“They have taken the Lord out of the tomb, and we do not know where they have laid him.” (John 20: 2)
The disciples immediately run to where Jesus is buried. John gets there first and looks in, but doesn’t enter the tomb.
‘Then Simon Peter came, following him, and went into the tomb. He saw the linen cloths lying there, and the face cloth, which had been on Jesus’ head, not lying with the linen cloths but folded up in a place by itself.’ (John 20: 6-7)
What we see is a gradual process. Bit by bit, the followers of Jesus are coming to understand and experience this incredible and amazing event.
Then the other disciple, who had reached the tomb first, also went in, and he saw and believed; for as yet they did not understand the Scripture, that he must rise from the dead. Then the disciples went back to their homes.’ (John 20: 8-10)
A few days ago the disciples saw their Lord and Teacher killed, and now the tomb is empty. The cloths that were wrapped around Jesus’ Body are there, but Jesus is elsewhere. Clearly it is all too much for Mary Magdalene who stays by the tomb, weeping. When the angels ask her why she is crying she replies:
“They have taken away my Lord, and I do not know where they have laid him.” (John 20: 13)
Mary’s words are understandable, she is filled with grief and sadness. She is bereft and confused. At this point, Mary encounters the Risen Christ:
Jesus said to her, “Woman, why are you weeping? Whom are you seeking?” Supposing him to be the gardener, she said to him, “Sir, if you have carried him away, tell me where you have laid him, and I will take him away.” (John 20: 15)
Mary supposes that Jesus is the gardener, the person employed to look after the cemetery. She does not yet understand who He is, or what is going on. However, the mention of the gardener is significant. In Genesis, humanity was created by God in a garden, Eden, and given the task of tending it (Gen 2:15). The Resurrection happens in a garden as well, showing us that Christ is the second Adam. Whilst the first Adam brought death to humanity by a tree, Jesus, the Second Adam, has brought life to the world by the tree of the Cross. Humanity falls because of a tree, and because of a tree we are offered eternal life in Christ. Trees matter!
It was on the first day of the week, that Creation began, and now on the first day of the week we see a New Creation. Christ has risen from the dead, and conquered Death and Hell. Our Lord is a gardener, and the plants he tends are human beings. We believe in a God who loves us, who cares for us, and who longs to see us grow and flourish.
Jesus greets Mary Magdalen by name, and suddenly she recognises Him She understands. She believes. Then Christ talks of His Ascension, as though forty days of Easter have condensed into a single moment. Mary now understands what she must do:
‘Mary Magdalene went and announced to the disciples, “I have seen the Lord”—and that he had said these things to her. (Jn 20:18)’
Mary shares the Good News, just as Peter and Paul do in the first and second readings this morning. Likewise, we are called to follow their example, and proclaim the Good News to the world.
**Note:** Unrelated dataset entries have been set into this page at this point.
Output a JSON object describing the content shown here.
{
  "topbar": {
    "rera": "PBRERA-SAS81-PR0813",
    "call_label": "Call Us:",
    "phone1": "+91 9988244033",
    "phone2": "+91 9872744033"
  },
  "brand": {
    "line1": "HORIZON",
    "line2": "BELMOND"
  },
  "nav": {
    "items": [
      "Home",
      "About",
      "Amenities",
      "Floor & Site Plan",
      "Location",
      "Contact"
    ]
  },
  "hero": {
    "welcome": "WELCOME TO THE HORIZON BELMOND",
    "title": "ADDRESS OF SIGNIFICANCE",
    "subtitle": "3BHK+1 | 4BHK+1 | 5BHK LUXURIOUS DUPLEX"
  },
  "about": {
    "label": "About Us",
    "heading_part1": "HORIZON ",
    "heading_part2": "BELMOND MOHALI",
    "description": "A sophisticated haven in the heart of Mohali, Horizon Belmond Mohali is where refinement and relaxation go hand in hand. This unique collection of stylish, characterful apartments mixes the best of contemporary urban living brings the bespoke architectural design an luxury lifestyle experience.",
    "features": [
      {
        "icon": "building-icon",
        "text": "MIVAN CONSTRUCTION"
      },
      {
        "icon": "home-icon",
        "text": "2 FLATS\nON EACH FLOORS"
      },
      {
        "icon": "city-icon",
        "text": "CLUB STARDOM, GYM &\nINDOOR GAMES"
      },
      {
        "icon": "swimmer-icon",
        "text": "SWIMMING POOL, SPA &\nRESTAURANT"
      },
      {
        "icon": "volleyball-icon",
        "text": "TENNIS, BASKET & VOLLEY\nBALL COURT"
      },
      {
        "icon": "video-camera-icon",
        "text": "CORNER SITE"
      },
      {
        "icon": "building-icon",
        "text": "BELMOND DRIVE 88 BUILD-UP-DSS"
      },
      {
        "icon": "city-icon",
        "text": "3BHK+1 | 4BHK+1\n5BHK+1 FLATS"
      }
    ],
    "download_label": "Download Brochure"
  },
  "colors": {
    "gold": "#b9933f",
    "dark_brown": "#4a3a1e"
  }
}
To tell how Jesus is risen from the grave, and how God offers new life to all who turn to Him.
So, my brothers and sisters in Christ, ‘Pasg hapus i chi gyd!’ ‘A Happy Easter to you all!’ May you, and those you love, be filled with Resurrection joy and strength, now and always. Amen.